- Custody: The custody of digital assets will be examined for risks, practices, and compliance with Rule 206(4)-2 under the Adviser’s Act, where applicable. Division staff are said to plan on reviewing the following factors:
- Occurrences of unauthorized transactions, including theft of digital assets
- Controls around safekeeping of digital assets
- Business continuity plans where key personnel have exclusive access to private keys
- How the adviser evaluates harm due to the loss of private keys
- Reliability of software used to interact with relevant digital asset networks
- Storage of digital assets on trading platform accounts and with third party custodians
- Security procedures related to software and hardware wallets
- Disclosures: Advisors can expect investor disclosures to be examined closely, including any media such as solicitations, marketing materials, and fund documents. The disclosures must highlight all the following elements: 1) the unique risks associated with digital assets, 2) the complexities of technologies involved, 3) price volatility, 4) valuation methodology, 5) illiquidity, and 6) conflicts of interest.
- Pricing Client Portfolios: It is noted that investment advisors will face challenges with digital asset valuation methods due to market fragmentation, illiquidity, volatility, and vulnerabilities to manipulation. Examiners will analyze the valuation methodologies, including those used to indicate principal markets, fair value, valuation following significant events, and advisor’s detection of forked and airdropped digital assets.
- Registration Issues: With respect to proper registration, examiners will assess how firms determine their regulatory assets under management, the status of their clients, and how digital assets are characterized in pooled vehicles.

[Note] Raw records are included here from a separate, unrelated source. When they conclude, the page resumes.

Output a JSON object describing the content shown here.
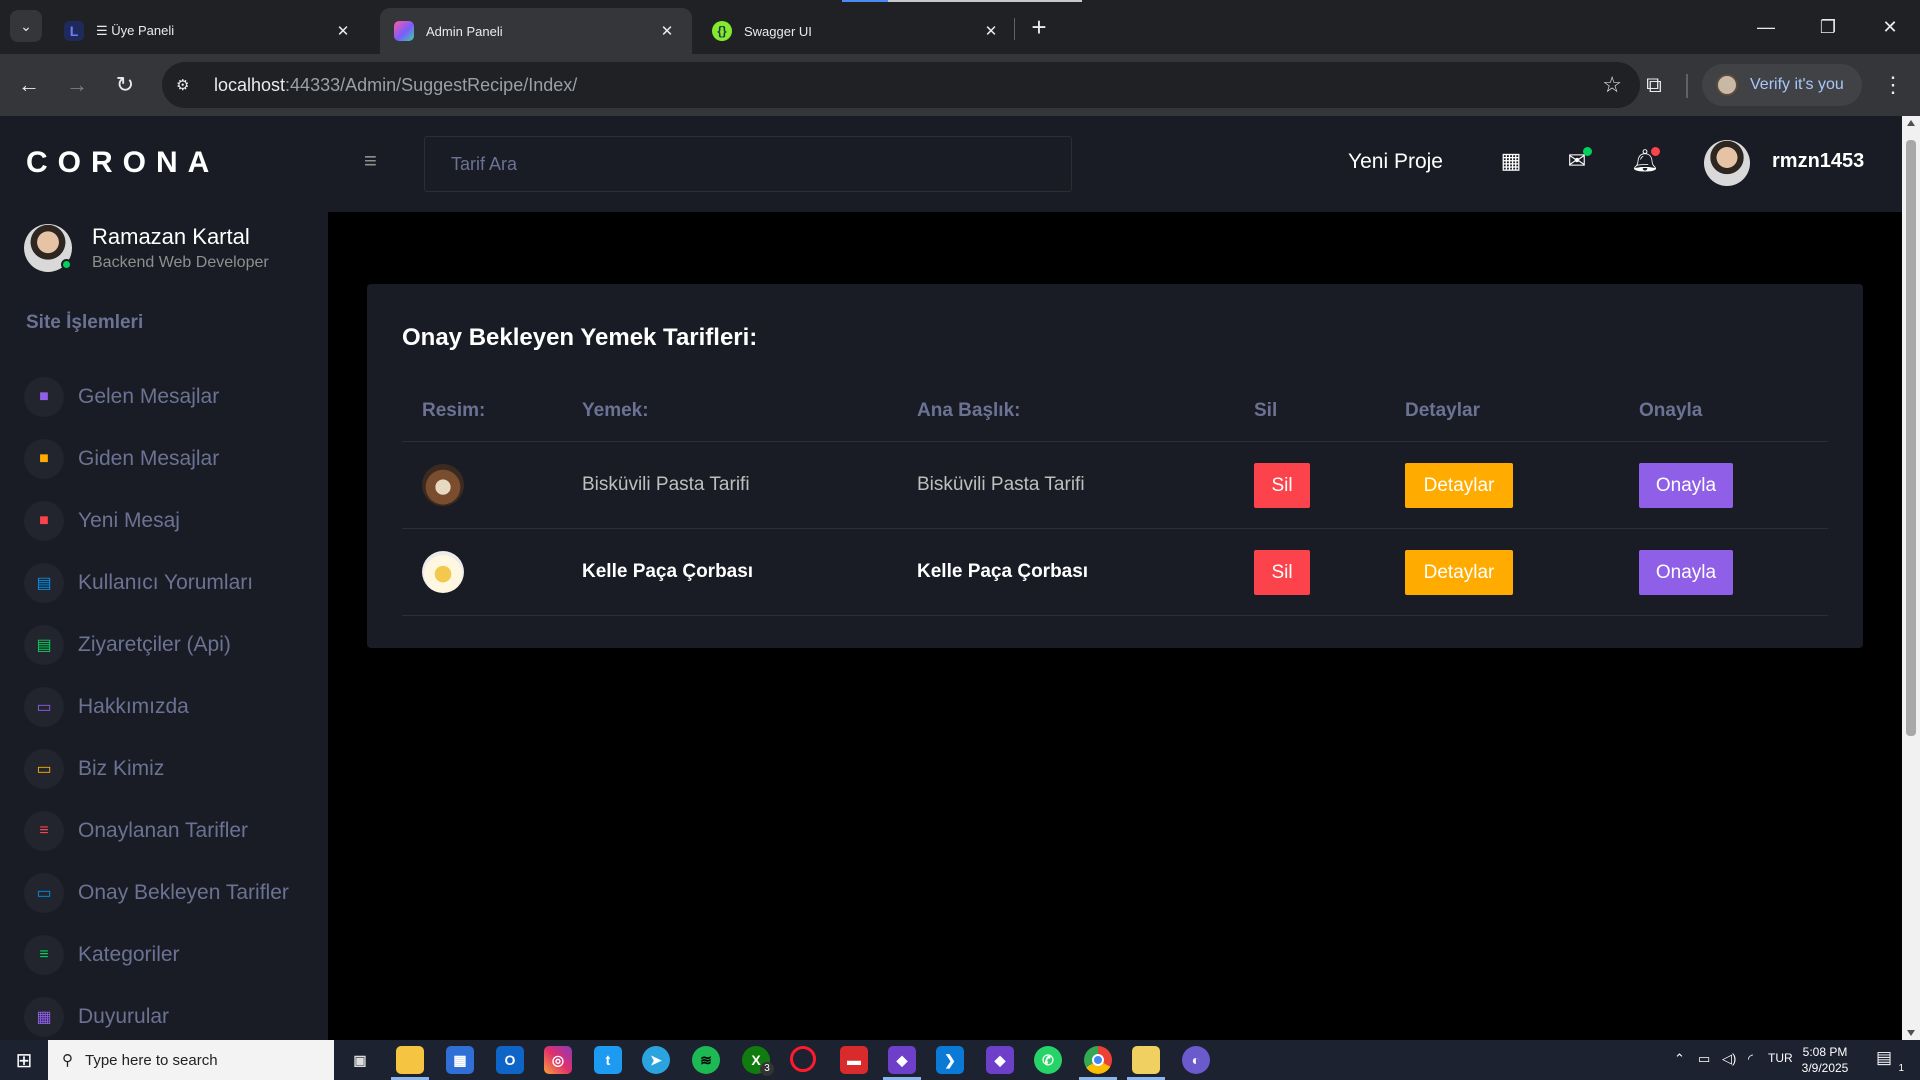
{
  "browser": {
    "tabs": [
      {
        "title": "☰ Üye Paneli"
      },
      {
        "title": "Admin Paneli"
      },
      {
        "title": "Swagger UI"
      }
    ],
    "url_host": "localhost",
    "url_rest": ":44333/Admin/SuggestRecipe/Index/",
    "verify_label": "Verify it's you"
  },
  "sidebar": {
    "brand": "CORONA",
    "profile_name": "Ramazan Kartal",
    "profile_role": "Backend Web Developer",
    "section_heading": "Site İşlemleri",
    "items": [
      {
        "label": "Gelen Mesajlar",
        "icon": "message-icon",
        "color": "#8f5fe8"
      },
      {
        "label": "Giden Mesajlar",
        "icon": "message-icon",
        "color": "#ffab00"
      },
      {
        "label": "Yeni Mesaj",
        "icon": "message-icon",
        "color": "#fc424a"
      },
      {
        "label": "Kullanıcı Yorumları",
        "icon": "document-icon",
        "color": "#0090e7"
      },
      {
        "label": "Ziyaretçiler (Api)",
        "icon": "document-icon",
        "color": "#00d25b"
      },
      {
        "label": "Hakkımızda",
        "icon": "laptop-icon",
        "color": "#8f5fe8"
      },
      {
        "label": "Biz Kimiz",
        "icon": "laptop-icon",
        "color": "#ffab00"
      },
      {
        "label": "Onaylanan Tarifler",
        "icon": "playlist-icon",
        "color": "#fc424a"
      },
      {
        "label": "Onay Bekleyen Tarifler",
        "icon": "laptop-icon",
        "color": "#0090e7"
      },
      {
        "label": "Kategoriler",
        "icon": "playlist-icon",
        "color": "#00d25b"
      },
      {
        "label": "Duyurular",
        "icon": "table-icon",
        "color": "#8f5fe8"
      }
    ]
  },
  "topnav": {
    "search_placeholder": "Tarif Ara",
    "new_project": "Yeni Proje",
    "username": "rmzn1453"
  },
  "main": {
    "card_title": "Onay Bekleyen Yemek Tarifleri:",
    "columns": [
      "Resim:",
      "Yemek:",
      "Ana Başlık:",
      "Sil",
      "Detaylar",
      "Onayla"
    ],
    "rows": [
      {
        "food": "Bisküvili Pasta Tarifi",
        "title": "Bisküvili Pasta Tarifi",
        "delete": "Sil",
        "details": "Detaylar",
        "approve": "Onayla"
      },
      {
        "food": "Kelle Paça Çorbası",
        "title": "Kelle Paça Çorbası",
        "delete": "Sil",
        "details": "Detaylar",
        "approve": "Onayla"
      }
    ]
  },
  "taskbar": {
    "search_placeholder": "Type here to search",
    "lang": "TUR",
    "time": "5:08 PM",
    "date": "3/9/2025",
    "badge_count": "3",
    "notification_count": "1"
  },
  "colors": {
    "danger": "#fc424a",
    "warning": "#ffab00",
    "primary": "#8f5fe8",
    "success": "#00d25b",
    "info": "#0090e7"
  }
}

It is important to note that this eight-page release is not exhaustive, and it does not fully detail all the factors that could be considered for each RIA firm’s unique operations and compliance program.